Voices
Rob Weinert-Kendt, an arts journalist and editor of American Theatre magazine, has written for The New York Times and Time Out New York.

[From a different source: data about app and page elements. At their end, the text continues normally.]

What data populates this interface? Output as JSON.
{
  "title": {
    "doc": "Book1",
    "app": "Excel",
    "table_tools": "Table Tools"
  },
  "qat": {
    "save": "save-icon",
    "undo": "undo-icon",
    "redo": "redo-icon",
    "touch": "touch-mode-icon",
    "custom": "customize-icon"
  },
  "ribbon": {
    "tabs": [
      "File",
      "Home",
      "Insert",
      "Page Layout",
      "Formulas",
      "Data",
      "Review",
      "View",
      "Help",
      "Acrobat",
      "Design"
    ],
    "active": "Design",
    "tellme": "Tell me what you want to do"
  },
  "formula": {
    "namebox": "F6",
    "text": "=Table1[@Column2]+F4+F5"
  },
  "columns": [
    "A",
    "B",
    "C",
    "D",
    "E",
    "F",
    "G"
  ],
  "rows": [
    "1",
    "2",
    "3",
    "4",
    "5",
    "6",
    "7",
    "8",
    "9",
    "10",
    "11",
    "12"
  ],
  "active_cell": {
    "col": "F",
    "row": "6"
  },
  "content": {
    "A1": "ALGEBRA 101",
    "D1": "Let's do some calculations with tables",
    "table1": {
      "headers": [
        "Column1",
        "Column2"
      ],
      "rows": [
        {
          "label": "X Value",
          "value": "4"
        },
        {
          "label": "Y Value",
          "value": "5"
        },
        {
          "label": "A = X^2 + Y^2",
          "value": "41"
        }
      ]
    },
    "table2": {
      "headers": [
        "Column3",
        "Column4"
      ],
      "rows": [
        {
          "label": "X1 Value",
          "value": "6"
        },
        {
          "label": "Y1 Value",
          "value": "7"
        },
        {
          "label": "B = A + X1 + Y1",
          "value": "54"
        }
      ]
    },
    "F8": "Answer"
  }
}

He writes a blog called The Wicked Stage.
Matthew MacFadyen (Henry Wilcox) Hayley Atwell (Margaret Schlegel) in 'Howards End’
Arts & Culture Television
Rob Weinert-KendtApril 19, 2018
E. M. Forster's masterpiece is a state-of-the-nation thesis in the guise of a real estate inheritance plot.
Arts & Culture Television
Rob Weinert-KendtApril 02, 2018
There is simply no ignoring the elemental power of seeing Jesus’ depicted, earnestly and largely reverently, on national TV.
Beth Malone and Andrew Garfield in ‘Perestroika,’ part 2 of ‘Angels in America’ (photo: Brinkhoff Mögenburg) 
Arts & Culture Theater
Rob Weinert-KendtMarch 27, 2018
Tony Kushner’s two-part play feels both timely and timeless.
Photo of Arthur Miller courtesy HBO
Arts & Culture Theater
Rob Weinert-KendtMarch 14, 2018
Rebecca Miller has made a film that pays complicated tribute to a complex man.
Roslyn Ruff and Jimonn Cole in ‘X: Or, Betty Shabazz v. The Nation’ (photo: T. Charles Erickson)
Arts & Culture Theater
Rob Weinert-KendtJanuary 26, 2018
But was the civil rights leader Brutus or Caesar?
A scene from “Junk” (photo: Lincoln Center Theater)
Arts & Culture Theater
Rob Weinert-KendtNovember 13, 2017
Three plays invite us to look back on the decade that launched Trump as a time of churning ambivalence and upheaval.
Sam Shepard poses for a portrait in New York, Sept. 2011 (AP Photo/Charles Sykes)
Arts & Culture Theater
Rob Weinert-KendtAugust 02, 2017
While Shepard's plays would absorb different rhythms and influences, their essence and voice were unmistakably his—our—own.
Oscar Isaacs as Hamlet (photo: The Public Theatre)
Arts & Culture Theater
Rob Weinert-KendtJuly 27, 2017
In a bewildering new staging at The Public Theater, Oscar Isaac is giving a rich, riveting lead turn as the dubious Danish prince.
Daniel Oreskes, Michael Aronov, and Anthony Azizi (foreground) with Daniel Jenkins and Jeb Kreager (background). Photo by T. Charles Erickson
Arts & Culture Theater
Rob Weinert-KendtJune 22, 2017
Like all the best historical narratives, “Oslo” shows the intense fragility and contingency of human affairs
"Sweat" by Lynn Nottage won this year's Pulitzer Prize for Drama (photo: Joan Marcus).
Arts & Culture Theater
Rob Weinert-KendtJune 13, 2017
"Sweat" tells the story of steelworkers whose long friendship unravels as their livelihood is threatened by free trade and immigration.